#### WHAT THE TASK REQUIRES:
What lines of the data below include the word "Show"? Report them by copying each.

Dataset entries
"""
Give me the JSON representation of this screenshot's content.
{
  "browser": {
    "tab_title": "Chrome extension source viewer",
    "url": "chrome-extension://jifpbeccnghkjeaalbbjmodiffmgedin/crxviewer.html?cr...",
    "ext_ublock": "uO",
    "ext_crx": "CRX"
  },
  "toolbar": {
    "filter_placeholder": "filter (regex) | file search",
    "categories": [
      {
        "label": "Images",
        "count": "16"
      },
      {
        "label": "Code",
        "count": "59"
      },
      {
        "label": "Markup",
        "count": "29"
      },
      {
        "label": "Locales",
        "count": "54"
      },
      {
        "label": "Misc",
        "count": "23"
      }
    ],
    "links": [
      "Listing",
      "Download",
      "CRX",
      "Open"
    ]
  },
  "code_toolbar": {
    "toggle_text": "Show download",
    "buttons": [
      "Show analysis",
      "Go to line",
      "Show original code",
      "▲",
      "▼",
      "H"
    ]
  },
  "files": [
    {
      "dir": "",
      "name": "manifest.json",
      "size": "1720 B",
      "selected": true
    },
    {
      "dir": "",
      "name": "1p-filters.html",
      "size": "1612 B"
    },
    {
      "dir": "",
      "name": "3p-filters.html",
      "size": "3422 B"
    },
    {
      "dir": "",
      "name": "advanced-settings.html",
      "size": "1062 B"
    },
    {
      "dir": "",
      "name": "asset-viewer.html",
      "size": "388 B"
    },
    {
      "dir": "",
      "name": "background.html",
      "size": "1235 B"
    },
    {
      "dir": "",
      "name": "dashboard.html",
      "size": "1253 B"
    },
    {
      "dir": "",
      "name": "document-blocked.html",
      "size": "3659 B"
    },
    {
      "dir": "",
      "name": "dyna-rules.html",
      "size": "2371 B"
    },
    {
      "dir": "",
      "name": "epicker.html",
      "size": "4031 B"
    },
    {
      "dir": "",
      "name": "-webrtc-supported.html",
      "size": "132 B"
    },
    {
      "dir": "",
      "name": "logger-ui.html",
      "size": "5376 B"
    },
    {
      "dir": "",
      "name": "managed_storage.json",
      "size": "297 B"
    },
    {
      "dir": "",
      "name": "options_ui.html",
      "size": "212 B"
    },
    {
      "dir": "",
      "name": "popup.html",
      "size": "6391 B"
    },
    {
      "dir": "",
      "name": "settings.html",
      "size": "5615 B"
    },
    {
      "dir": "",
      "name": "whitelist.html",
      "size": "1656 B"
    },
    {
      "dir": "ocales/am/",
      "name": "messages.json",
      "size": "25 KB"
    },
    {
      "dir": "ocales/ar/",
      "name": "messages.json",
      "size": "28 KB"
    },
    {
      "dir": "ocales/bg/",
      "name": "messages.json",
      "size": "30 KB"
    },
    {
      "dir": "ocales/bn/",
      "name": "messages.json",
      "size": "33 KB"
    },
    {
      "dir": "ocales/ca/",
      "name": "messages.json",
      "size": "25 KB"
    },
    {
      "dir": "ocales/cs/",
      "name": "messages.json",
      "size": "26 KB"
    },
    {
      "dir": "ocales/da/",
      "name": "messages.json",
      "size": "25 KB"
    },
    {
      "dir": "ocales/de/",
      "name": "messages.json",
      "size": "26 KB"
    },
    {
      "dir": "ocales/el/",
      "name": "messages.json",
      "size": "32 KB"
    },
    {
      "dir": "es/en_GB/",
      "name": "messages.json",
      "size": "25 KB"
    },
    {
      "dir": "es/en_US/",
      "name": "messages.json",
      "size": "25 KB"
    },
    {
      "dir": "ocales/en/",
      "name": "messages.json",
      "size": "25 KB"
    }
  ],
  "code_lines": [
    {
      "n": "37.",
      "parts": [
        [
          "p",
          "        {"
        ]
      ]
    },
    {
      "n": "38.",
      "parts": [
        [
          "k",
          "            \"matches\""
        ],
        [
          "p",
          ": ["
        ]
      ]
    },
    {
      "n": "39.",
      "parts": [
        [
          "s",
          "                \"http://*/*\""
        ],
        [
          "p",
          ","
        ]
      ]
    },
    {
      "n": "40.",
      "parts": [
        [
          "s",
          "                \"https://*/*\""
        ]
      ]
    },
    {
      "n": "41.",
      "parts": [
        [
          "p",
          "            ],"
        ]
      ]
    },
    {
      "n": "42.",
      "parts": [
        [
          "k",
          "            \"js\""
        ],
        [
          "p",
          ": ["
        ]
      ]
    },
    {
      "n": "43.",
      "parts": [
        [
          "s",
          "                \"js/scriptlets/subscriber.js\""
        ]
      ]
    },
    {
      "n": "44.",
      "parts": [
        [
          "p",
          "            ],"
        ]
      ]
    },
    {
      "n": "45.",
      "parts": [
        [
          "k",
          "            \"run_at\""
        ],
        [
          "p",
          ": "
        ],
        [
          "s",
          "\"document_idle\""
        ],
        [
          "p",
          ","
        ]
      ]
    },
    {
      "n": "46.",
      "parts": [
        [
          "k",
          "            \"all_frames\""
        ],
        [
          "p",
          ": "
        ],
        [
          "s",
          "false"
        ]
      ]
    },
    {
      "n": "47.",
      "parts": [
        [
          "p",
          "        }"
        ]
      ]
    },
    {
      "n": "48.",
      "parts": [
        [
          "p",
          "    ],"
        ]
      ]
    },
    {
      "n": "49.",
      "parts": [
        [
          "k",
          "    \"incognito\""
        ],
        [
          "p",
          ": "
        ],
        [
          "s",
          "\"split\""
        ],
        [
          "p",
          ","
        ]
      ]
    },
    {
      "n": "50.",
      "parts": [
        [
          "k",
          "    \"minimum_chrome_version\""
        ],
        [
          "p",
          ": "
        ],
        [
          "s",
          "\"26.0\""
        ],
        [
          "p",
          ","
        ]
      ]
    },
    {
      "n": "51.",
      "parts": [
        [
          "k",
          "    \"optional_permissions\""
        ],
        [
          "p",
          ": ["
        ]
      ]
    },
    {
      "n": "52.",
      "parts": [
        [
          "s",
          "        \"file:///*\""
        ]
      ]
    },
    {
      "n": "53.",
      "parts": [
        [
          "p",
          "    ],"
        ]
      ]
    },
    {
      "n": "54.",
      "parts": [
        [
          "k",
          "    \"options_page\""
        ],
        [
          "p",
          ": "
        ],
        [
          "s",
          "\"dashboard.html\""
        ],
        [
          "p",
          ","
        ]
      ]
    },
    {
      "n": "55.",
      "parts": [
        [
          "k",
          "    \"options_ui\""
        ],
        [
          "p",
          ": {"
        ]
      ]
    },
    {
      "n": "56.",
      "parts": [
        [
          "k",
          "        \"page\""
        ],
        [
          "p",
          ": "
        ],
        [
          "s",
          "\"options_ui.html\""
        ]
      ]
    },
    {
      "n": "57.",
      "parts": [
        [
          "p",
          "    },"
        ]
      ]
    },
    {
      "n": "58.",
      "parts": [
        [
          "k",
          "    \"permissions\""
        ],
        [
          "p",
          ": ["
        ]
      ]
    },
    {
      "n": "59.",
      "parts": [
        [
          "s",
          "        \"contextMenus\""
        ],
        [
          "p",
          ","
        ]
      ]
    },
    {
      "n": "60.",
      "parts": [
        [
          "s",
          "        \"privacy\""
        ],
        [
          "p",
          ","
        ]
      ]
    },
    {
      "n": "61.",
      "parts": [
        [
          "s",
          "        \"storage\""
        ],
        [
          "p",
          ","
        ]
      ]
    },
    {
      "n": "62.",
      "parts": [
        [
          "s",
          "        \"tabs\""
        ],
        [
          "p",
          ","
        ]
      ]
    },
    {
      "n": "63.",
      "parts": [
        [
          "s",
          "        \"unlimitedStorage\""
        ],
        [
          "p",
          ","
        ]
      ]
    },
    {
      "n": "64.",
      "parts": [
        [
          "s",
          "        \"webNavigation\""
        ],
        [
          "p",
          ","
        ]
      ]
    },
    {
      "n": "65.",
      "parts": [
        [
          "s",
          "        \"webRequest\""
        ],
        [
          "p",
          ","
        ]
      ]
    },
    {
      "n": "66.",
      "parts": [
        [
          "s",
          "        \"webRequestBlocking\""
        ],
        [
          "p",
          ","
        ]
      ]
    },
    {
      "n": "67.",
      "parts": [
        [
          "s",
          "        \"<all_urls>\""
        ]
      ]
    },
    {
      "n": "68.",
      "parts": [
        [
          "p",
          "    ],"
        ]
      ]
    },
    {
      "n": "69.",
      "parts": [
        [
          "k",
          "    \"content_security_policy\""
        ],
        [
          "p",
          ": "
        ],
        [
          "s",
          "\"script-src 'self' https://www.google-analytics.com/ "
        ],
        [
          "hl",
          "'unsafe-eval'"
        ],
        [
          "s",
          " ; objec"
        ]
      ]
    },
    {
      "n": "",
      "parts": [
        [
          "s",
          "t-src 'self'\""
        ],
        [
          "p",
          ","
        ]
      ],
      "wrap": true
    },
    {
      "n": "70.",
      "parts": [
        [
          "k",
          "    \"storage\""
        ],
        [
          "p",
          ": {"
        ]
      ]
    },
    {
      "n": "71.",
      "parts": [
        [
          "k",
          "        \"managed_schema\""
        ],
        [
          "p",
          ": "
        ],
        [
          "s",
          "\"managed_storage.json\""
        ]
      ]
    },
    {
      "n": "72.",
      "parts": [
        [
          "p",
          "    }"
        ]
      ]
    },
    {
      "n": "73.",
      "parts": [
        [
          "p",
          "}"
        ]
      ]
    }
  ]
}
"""
#### WRITTEN SOLUTION:
    "toggle_text": "Show download",
      "Show analysis",
      "Show original code",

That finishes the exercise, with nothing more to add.